Perhaps it takes a deep-rooted understanding of Bohemian culture to understand why Dvořák would choose such grim fairy tales of death and misery as his theme for a form of composition quite new to the otherwise prolific composer. Quite possibly, it is the somber mood emanating from these poems that make them so ideal for musical expression. Whatever the reason, Dvořák waited until the end of his career to explore a musical form that by definition, transforms composer into story teller.
Simon Rattle’s lyrical qualities are ideally suited for leading a performance that paints pictures of innocence, love, greed, corruption, and grief. In this Berlin Philharmonic production, the different sections of the orchestra took advantage of the opportunity to showcase their mastery of musical phrasing essential to program music. Certainly, the long legato lines were executed with careful attention to phrasing, and with an impressive sweetness to the sound. The only quality that could arguably be said to be lacking in this performance is the roughness and/or ugliness of sound during particular moments that depict horror. However, it is just as valid to say that any exaggeration in the performance would detract from the storyline.

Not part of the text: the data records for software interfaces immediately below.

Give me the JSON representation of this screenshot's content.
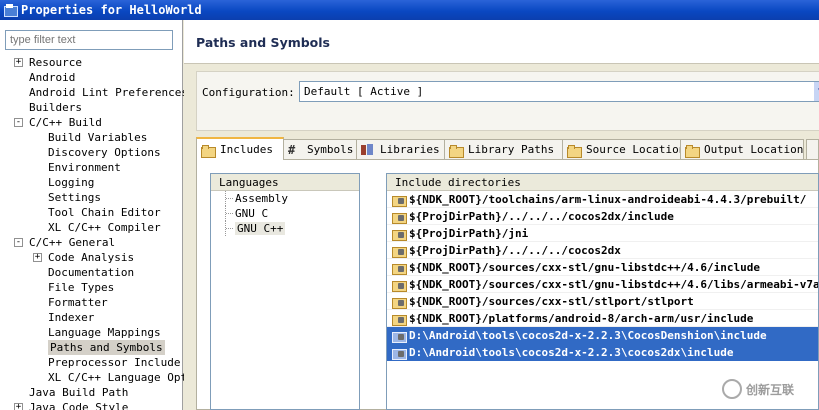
{
  "window": {
    "title": "Properties for HelloWorld"
  },
  "filter": {
    "placeholder": "type filter text"
  },
  "tree": {
    "items": [
      {
        "label": "Resource",
        "level": 0,
        "expander": "+"
      },
      {
        "label": "Android",
        "level": 0
      },
      {
        "label": "Android Lint Preferences",
        "level": 0
      },
      {
        "label": "Builders",
        "level": 0
      },
      {
        "label": "C/C++ Build",
        "level": 0,
        "expander": "-"
      },
      {
        "label": "Build Variables",
        "level": 1
      },
      {
        "label": "Discovery Options",
        "level": 1
      },
      {
        "label": "Environment",
        "level": 1
      },
      {
        "label": "Logging",
        "level": 1
      },
      {
        "label": "Settings",
        "level": 1
      },
      {
        "label": "Tool Chain Editor",
        "level": 1
      },
      {
        "label": "XL C/C++ Compiler",
        "level": 1
      },
      {
        "label": "C/C++ General",
        "level": 0,
        "expander": "-"
      },
      {
        "label": "Code Analysis",
        "level": 1,
        "expander": "+"
      },
      {
        "label": "Documentation",
        "level": 1
      },
      {
        "label": "File Types",
        "level": 1
      },
      {
        "label": "Formatter",
        "level": 1
      },
      {
        "label": "Indexer",
        "level": 1
      },
      {
        "label": "Language Mappings",
        "level": 1
      },
      {
        "label": "Paths and Symbols",
        "level": 1,
        "selected": true
      },
      {
        "label": "Preprocessor Include",
        "level": 1
      },
      {
        "label": "XL C/C++ Language Opt",
        "level": 1
      },
      {
        "label": "Java Build Path",
        "level": 0
      },
      {
        "label": "Java Code Style",
        "level": 0,
        "expander": "+"
      }
    ]
  },
  "page": {
    "title": "Paths and Symbols",
    "configuration_label": "Configuration:",
    "configuration_value": "Default  [ Active ]"
  },
  "tabs": [
    {
      "label": "Includes",
      "icon": "folder-icon",
      "active": true
    },
    {
      "label": "Symbols",
      "icon": "hash-icon"
    },
    {
      "label": "Libraries",
      "icon": "books-icon"
    },
    {
      "label": "Library Paths",
      "icon": "folder-icon"
    },
    {
      "label": "Source Location",
      "icon": "folder-icon"
    },
    {
      "label": "Output Location",
      "icon": "folder-icon"
    }
  ],
  "languages": {
    "header": "Languages",
    "items": [
      {
        "label": "Assembly"
      },
      {
        "label": "GNU C"
      },
      {
        "label": "GNU C++",
        "selected": true
      }
    ]
  },
  "include_dirs": {
    "header": "Include directories",
    "items": [
      {
        "path": "${NDK_ROOT}/toolchains/arm-linux-androideabi-4.4.3/prebuilt/"
      },
      {
        "path": "${ProjDirPath}/../../../cocos2dx/include"
      },
      {
        "path": "${ProjDirPath}/jni"
      },
      {
        "path": "${ProjDirPath}/../../../cocos2dx"
      },
      {
        "path": "${NDK_ROOT}/sources/cxx-stl/gnu-libstdc++/4.6/include"
      },
      {
        "path": "${NDK_ROOT}/sources/cxx-stl/gnu-libstdc++/4.6/libs/armeabi-v7a"
      },
      {
        "path": "${NDK_ROOT}/sources/cxx-stl/stlport/stlport"
      },
      {
        "path": "${NDK_ROOT}/platforms/android-8/arch-arm/usr/include"
      },
      {
        "path": "D:\\Android\\tools\\cocos2d-x-2.2.3\\CocosDenshion\\include",
        "selected": true
      },
      {
        "path": "D:\\Android\\tools\\cocos2d-x-2.2.3\\cocos2dx\\include",
        "selected": true
      }
    ]
  },
  "watermark": {
    "text": "创新互联"
  }
}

The first of these poems, “The Golden Spinning-Wheel,” warns audiences of the terrible consequences brought by deception and greed. In this particular “wicked step-sister” tale, a king falls in love with a beautiful girl whom he intends to marry. Out of greed and jealousy, the girl’s step-sister and step-mother kill the girl and attempt to disguise the step-sister as the girl – the disillusioned king marries the step-sister. Fortunately, the girl is revived by a mysterious man who finds her body. When the deception is revealed to the king, he has the step-sister and her mother thrown to the wolves for their treachery. Dvořák composed music to express this poem phrase by phrase, and Rattle impressively paces the orchestra so that the music comes through like a poetry reading. A notable feature worth mentioning is the solo violin playing the role of the beautiful girl, the king’s love interest. The Concertmaster delivers a stunning performance using an expressive and varied vibrato. The orchestra contrasts this beauty through disturbingly mysterious passages in the cellos and basses.
Continuing with the theme of malice, “The Wood Dove” describes the guilt-ridden conscience of a young woman who murdered her husband so she would be free to marry her true love. Eventually, her guilt denies her any happiness in her new marriage and she is drawn to suicide. Beginning with a funeral march, this poem seems less structured than the first with an almost “stream of consciousness” quality. Rather than remaining completely faithful to the text, it seems Dvořák chose to convey the emotions, guilt, and conflict of the tormented widow. The horns and bassoons, and later the cellos and basses, commendably communicated the underlying “guilt” theme that seemed inescapable.
The “Noonday Witch” retells the story of a frustrated mother who threatens her restless child with the wrath of the Noonday Witch. As the mother verbalizes the threat, the noonday witch appears, delivering a lethal blow to the poor child. Filled with regret, the mother loses consciousness after the ordeal, only to be revived by her husband, who at the realization of the tragedy expresses his own anguish. A dramatic transformation can be heard from the initial themes of a playful child and stern mother, to the ugly and horrid themes of the merciless Witch, to the heart-wrenching grief of the mourning parents depicted by a fortissimo roar from the orchestra.
In “The Water Goblin,” a young girl takes a stroll by a stream against her mother’s advice. As she nears the stream, the Water-Goblin, ruler of an underwater world, abducts the girl and forces her to marry him and together they produce a child. After time passes and the girl shares her longing to be with her mother, the Water-Goblin allows her to visit her home on the surface as long as she promised to return. To insure that she would return, the Water-Goblin insists that the child remain with him. When the girl is reunited with her mother, the mother locks her in the house so that she does not return to the stream. Angry at the girl’s betrayal, the Water-Goblin murders his own child and throws the body to the surface to punish the girl. The motives expressing the Water-Goblins rage are undeniable and forcibly interjected in otherwise serene passages.
Simon Rattle and the Berlin Philharmonic honored Erben and Dvořák by remaining true to the stories so that the poet and composer’s intentions were realized. Having become familiar with the poems prior to listening, it was quite easy to form a mental story board filled with the images described musically by such a commanding orchestra and conductor.
University of Tennessee